NEW YORK (Reuters) - U.S. Representative Alexandria Ocasio-Cortez on Thursday promoted her ambitious welfare legislation to constituents in her home district in New York, finding a friendlier audience than she often encounters in the glare of Washington.
But voters in a town hall also pressed her on the impeachment proceedings against President Donald Trump, climate change and healthcare, enabling the first-term congresswoman to display her progressive credentials on a range of issues.
Ocasio-Cortez, 29, has soared to prominence since her election a year ago, pushing the Democratic Party to veer to the left ahead of the November 2020 presidential election while becoming a favourite target of conservative Fox News and Republicans who consider her too radical.
“If the government worked for us half as much as it works for billionaires and corporations, our lives would be transformed,” Ocasio-Cortez said before about 100 people at a public library in the borough of Queens.
She outlined an agenda that may find a path through the Democratic-controlled House of Representatives but would be sure to fail in the Republican-led Senate.
Her “Just Society” proposal, comprising five separate bills, offers plenty of ammunition for critics and admirers.
It would overhaul federal guidelines on the poverty line, now defined as an individual earning less than $13,064 each year or a family of four earning less than $25,465.
Ocasio-Cortez would identify far more people as impoverished and make them eligible for government benefits.
Other bills would steer federal contracts to companies that treat workers well, curbs rent hikes by landlords, or restore rights to former convicts after they have completed jail terms.
One provision certain to spur supporters of Trump’s hardline immigration policies would extend federal benefits to undocumented immigrants.

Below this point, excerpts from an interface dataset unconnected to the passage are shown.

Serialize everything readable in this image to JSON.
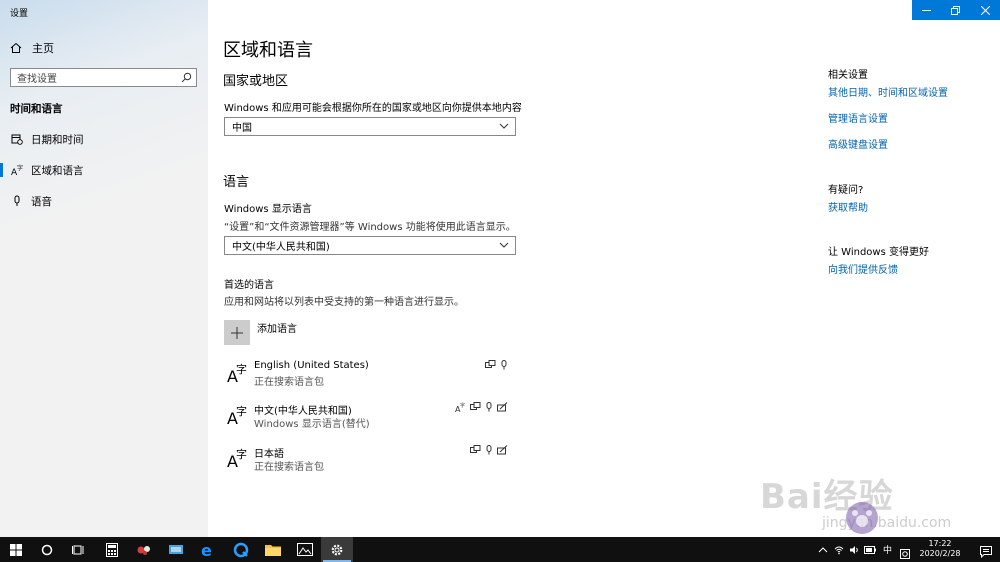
{
  "window": {
    "app_title": "设置",
    "colors": {
      "accent": "#0078d7",
      "link": "#0063b1",
      "sidebar_bg": "#f2f2f2"
    }
  },
  "sidebar": {
    "home_label": "主页",
    "search_placeholder": "查找设置",
    "section_title": "时间和语言",
    "items": [
      {
        "label": "日期和时间",
        "icon": "calendar-clock-icon"
      },
      {
        "label": "区域和语言",
        "icon": "language-icon",
        "selected": true
      },
      {
        "label": "语音",
        "icon": "microphone-icon"
      }
    ]
  },
  "main": {
    "title": "区域和语言",
    "region": {
      "heading": "国家或地区",
      "label": "Windows 和应用可能会根据你所在的国家或地区向你提供本地内容",
      "selected": "中国"
    },
    "language": {
      "heading": "语言",
      "display_label": "Windows 显示语言",
      "display_desc": "“设置”和“文件资源管理器”等 Windows 功能将使用此语言显示。",
      "display_selected": "中文(中华人民共和国)",
      "preferred_label": "首选的语言",
      "preferred_desc": "应用和网站将以列表中受支持的第一种语言进行显示。",
      "add_label": "添加语言",
      "list": [
        {
          "name": "English (United States)",
          "status": "正在搜索语言包",
          "caps": [
            "display-icon",
            "microphone-icon"
          ]
        },
        {
          "name": "中文(中华人民共和国)",
          "status": "Windows 显示语言(替代)",
          "caps": [
            "language-icon",
            "display-icon",
            "microphone-icon",
            "handwriting-icon"
          ]
        },
        {
          "name": "日本語",
          "status": "正在搜索语言包",
          "caps": [
            "display-icon",
            "microphone-icon",
            "handwriting-icon"
          ]
        }
      ]
    }
  },
  "related": {
    "heading": "相关设置",
    "links": [
      "其他日期、时间和区域设置",
      "管理语言设置",
      "高级键盘设置"
    ],
    "help_heading": "有疑问?",
    "help_link": "获取帮助",
    "feedback_heading": "让 Windows 变得更好",
    "feedback_link": "向我们提供反馈"
  },
  "taskbar": {
    "ime": "中",
    "time": "17:22",
    "date": "2020/2/28"
  },
  "watermark": {
    "brand": "Bai经验",
    "url": "jingyan.baidu.com"
  }
}
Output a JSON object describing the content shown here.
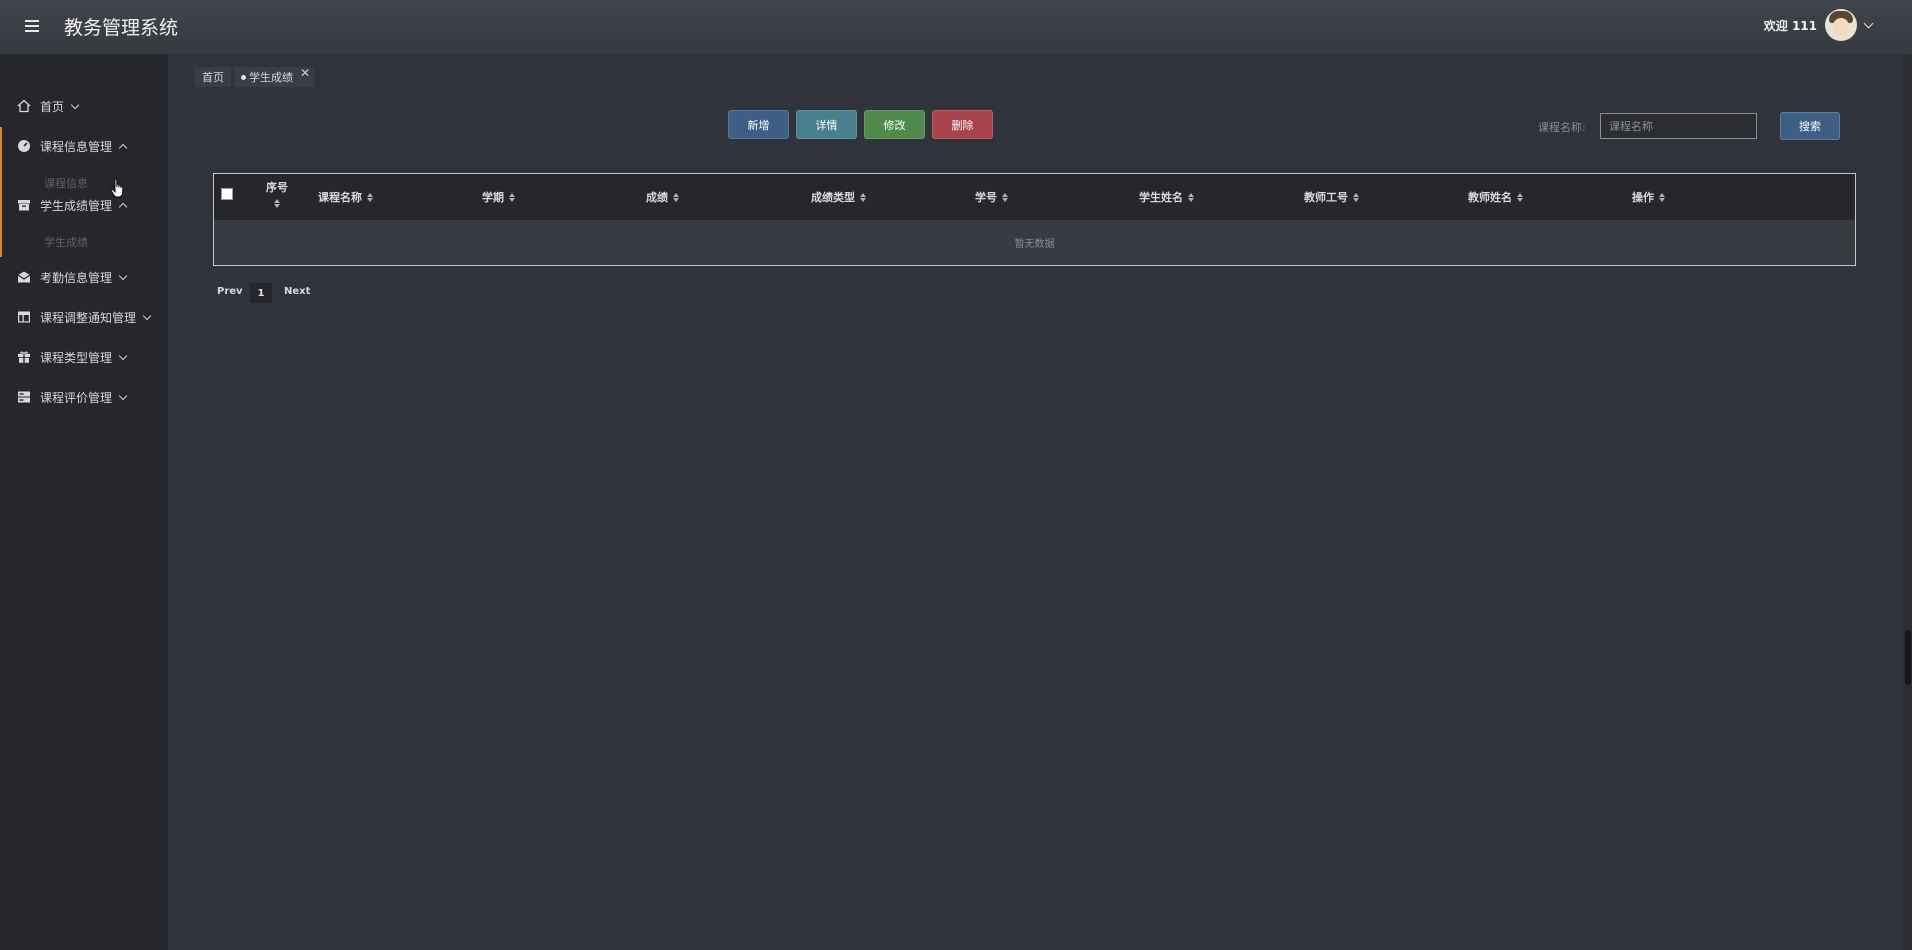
{
  "header": {
    "title": "教务管理系统",
    "welcome": "欢迎 111"
  },
  "sidebar": {
    "items": [
      {
        "label": "首页",
        "icon": "home-icon"
      },
      {
        "label": "课程信息管理",
        "icon": "dashboard-icon",
        "expanded": true
      },
      {
        "label": "学生成绩管理",
        "icon": "archive-icon",
        "expanded": true
      },
      {
        "label": "考勤信息管理",
        "icon": "envelope-icon"
      },
      {
        "label": "课程调整通知管理",
        "icon": "layout-icon"
      },
      {
        "label": "课程类型管理",
        "icon": "gift-icon"
      },
      {
        "label": "课程评价管理",
        "icon": "server-icon"
      }
    ],
    "sub_items": {
      "course_info": "课程信息",
      "student_grades": "学生成绩"
    }
  },
  "tabs": [
    {
      "label": "首页"
    },
    {
      "label": "学生成绩",
      "active": true
    }
  ],
  "tab_close": "✕",
  "toolbar": {
    "add": "新增",
    "detail": "详情",
    "edit": "修改",
    "delete": "删除"
  },
  "search": {
    "label": "课程名称:",
    "placeholder": "课程名称",
    "button": "搜索"
  },
  "table": {
    "columns": [
      "序号",
      "课程名称",
      "学期",
      "成绩",
      "成绩类型",
      "学号",
      "学生姓名",
      "教师工号",
      "教师姓名",
      "操作"
    ],
    "empty_text": "暂无数据"
  },
  "pagination": {
    "prev": "Prev",
    "page": "1",
    "next": "Next"
  },
  "colors": {
    "accent": "#d9822b",
    "primary": "#3d5f85",
    "info": "#477f8c",
    "success": "#4d8a4b",
    "danger": "#a8434c"
  }
}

Ocasio-Cortez told reporters afterward she had yet to fix a price tag to the proposal, but said some provisions would cost nothing and others would cut spending, for example, by reducing the jail population and lowering the cost of incarceration.

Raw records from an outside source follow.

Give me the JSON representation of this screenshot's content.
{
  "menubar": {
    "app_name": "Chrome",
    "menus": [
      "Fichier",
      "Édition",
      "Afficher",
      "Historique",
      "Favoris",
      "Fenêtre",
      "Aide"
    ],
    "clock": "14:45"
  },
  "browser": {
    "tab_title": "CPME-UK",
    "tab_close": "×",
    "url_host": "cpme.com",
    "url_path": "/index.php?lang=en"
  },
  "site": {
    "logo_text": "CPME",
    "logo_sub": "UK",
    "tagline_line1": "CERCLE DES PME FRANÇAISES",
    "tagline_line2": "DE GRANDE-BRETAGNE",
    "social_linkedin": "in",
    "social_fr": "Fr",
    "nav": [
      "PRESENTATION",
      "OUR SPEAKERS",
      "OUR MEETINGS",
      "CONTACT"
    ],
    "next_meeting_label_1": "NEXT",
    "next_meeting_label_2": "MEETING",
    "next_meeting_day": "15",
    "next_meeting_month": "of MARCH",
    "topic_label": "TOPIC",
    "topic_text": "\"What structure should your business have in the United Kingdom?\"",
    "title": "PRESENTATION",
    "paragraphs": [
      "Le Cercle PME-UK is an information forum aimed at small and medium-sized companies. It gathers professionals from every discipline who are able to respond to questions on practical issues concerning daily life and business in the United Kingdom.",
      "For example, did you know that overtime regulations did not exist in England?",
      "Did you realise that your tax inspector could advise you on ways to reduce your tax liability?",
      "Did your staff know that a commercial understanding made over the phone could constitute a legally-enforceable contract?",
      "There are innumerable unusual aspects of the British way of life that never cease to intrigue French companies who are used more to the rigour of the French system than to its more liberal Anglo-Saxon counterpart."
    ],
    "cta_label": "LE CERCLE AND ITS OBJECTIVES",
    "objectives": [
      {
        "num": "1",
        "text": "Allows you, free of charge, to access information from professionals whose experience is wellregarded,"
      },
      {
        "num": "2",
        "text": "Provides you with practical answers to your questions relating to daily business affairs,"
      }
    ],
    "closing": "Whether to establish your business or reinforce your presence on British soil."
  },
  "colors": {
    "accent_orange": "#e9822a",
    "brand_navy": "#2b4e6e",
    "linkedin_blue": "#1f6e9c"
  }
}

“This is a question that is only asked about the general welfare of the public and it’s not a question that we ask about war, it’s not a question that we ask about the $2.1-trillion GOP tax cut,” Ocasio-Cortez said.
“For those that may have a price tag attached to them, we’re happy to have that conversation,” she said, adding that the budget impact would be analyzed by the Congressional Budget Office.
Reporting by Daniel Trotta; Editing by Clarence Fernandez